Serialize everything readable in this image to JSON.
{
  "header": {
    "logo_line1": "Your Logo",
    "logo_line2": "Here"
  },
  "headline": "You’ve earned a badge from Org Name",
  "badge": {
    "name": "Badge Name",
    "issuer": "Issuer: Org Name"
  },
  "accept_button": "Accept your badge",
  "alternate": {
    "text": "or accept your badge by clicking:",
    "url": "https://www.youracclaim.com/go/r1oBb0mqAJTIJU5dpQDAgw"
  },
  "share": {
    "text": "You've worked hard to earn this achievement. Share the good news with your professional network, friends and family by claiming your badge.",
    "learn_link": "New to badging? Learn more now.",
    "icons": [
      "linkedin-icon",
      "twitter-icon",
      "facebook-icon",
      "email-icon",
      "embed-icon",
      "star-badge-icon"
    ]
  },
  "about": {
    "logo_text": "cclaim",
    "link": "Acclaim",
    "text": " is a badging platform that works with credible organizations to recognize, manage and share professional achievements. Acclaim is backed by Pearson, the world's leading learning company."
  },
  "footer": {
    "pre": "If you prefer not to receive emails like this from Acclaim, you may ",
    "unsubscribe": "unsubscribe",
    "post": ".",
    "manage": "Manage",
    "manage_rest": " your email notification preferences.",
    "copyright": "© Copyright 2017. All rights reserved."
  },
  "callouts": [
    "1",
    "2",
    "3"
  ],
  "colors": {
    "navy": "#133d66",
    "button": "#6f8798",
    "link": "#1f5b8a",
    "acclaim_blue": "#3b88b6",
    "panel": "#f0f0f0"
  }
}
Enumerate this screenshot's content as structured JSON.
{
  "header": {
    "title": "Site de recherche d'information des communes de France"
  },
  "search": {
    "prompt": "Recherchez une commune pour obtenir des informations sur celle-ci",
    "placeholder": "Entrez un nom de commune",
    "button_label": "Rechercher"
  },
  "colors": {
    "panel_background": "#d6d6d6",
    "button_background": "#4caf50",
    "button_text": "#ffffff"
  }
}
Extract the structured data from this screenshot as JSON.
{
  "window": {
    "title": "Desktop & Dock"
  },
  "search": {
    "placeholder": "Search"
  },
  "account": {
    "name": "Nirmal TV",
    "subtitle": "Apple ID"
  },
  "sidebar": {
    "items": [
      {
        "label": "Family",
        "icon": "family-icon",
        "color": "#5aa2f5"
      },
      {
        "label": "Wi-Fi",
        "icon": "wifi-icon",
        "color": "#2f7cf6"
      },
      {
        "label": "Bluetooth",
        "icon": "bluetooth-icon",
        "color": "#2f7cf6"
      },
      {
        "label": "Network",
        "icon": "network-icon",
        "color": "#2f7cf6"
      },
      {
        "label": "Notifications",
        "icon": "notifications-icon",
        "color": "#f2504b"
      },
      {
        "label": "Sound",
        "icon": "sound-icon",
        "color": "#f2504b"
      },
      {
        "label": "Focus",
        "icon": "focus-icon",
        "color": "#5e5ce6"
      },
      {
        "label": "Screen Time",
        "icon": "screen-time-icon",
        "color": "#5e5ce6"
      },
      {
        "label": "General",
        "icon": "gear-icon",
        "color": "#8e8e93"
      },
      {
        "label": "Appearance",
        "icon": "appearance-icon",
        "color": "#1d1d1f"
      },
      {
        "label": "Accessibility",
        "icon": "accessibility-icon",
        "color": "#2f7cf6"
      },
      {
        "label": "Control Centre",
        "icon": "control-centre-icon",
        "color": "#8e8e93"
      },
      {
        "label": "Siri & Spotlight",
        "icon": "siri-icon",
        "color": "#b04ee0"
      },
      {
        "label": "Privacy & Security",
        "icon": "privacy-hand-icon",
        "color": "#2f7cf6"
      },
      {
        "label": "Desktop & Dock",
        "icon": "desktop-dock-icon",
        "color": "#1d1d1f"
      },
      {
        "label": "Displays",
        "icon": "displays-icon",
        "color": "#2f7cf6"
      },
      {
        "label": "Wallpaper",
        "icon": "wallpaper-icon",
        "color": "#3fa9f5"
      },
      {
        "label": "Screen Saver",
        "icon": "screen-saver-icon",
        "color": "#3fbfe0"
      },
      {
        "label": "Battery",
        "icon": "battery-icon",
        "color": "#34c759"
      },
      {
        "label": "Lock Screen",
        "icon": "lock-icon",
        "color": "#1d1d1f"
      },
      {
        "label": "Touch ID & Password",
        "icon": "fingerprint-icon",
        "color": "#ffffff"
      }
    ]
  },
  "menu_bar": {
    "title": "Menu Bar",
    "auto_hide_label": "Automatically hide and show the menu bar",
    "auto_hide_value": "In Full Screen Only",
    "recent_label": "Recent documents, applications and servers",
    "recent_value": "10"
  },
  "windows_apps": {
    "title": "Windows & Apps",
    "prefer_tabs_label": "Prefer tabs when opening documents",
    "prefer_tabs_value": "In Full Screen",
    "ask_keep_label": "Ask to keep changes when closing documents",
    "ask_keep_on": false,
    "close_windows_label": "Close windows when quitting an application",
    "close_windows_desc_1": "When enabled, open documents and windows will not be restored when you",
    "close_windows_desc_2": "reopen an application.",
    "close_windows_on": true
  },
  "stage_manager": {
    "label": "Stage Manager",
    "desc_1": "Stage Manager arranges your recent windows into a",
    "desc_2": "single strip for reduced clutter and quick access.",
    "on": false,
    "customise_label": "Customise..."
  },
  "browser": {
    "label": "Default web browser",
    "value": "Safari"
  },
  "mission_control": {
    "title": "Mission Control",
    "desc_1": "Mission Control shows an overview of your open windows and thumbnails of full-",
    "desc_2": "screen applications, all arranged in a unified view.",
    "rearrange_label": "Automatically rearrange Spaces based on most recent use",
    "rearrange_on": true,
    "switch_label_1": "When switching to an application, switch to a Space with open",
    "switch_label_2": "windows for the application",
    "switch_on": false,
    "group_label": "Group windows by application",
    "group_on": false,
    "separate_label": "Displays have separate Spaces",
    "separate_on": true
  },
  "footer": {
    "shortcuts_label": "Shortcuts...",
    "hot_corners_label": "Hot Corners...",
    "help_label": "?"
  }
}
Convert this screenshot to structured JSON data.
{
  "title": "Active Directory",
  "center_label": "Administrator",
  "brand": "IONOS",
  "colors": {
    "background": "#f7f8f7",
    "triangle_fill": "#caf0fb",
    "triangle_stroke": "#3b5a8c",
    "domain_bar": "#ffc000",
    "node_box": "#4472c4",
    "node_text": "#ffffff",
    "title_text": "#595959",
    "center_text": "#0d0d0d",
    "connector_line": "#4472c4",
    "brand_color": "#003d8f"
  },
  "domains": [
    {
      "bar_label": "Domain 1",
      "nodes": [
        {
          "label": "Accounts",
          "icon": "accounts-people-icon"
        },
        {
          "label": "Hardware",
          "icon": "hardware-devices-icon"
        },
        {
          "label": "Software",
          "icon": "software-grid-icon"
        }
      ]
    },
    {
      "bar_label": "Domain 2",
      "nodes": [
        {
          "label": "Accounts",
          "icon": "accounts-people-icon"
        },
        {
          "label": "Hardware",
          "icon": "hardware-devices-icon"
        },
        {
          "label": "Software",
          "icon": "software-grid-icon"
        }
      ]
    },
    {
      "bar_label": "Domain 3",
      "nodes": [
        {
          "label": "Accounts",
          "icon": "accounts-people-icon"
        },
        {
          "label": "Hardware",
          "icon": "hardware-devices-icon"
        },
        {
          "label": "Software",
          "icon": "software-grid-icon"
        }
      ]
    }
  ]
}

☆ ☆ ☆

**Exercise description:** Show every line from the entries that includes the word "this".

**Result:**
Serialize everything readable in this image to JSON.
    "text": "You've worked hard to earn this achievement. Share the good news with your professional network, friends and family by claiming your badge.",
    "pre": "If you prefer not to receive emails like this from Acclaim, you may ",
Enumerate this screenshot's content as structured JSON.
Extract the structured data from this screenshot as JSON.
Convert this screenshot to structured JSON data.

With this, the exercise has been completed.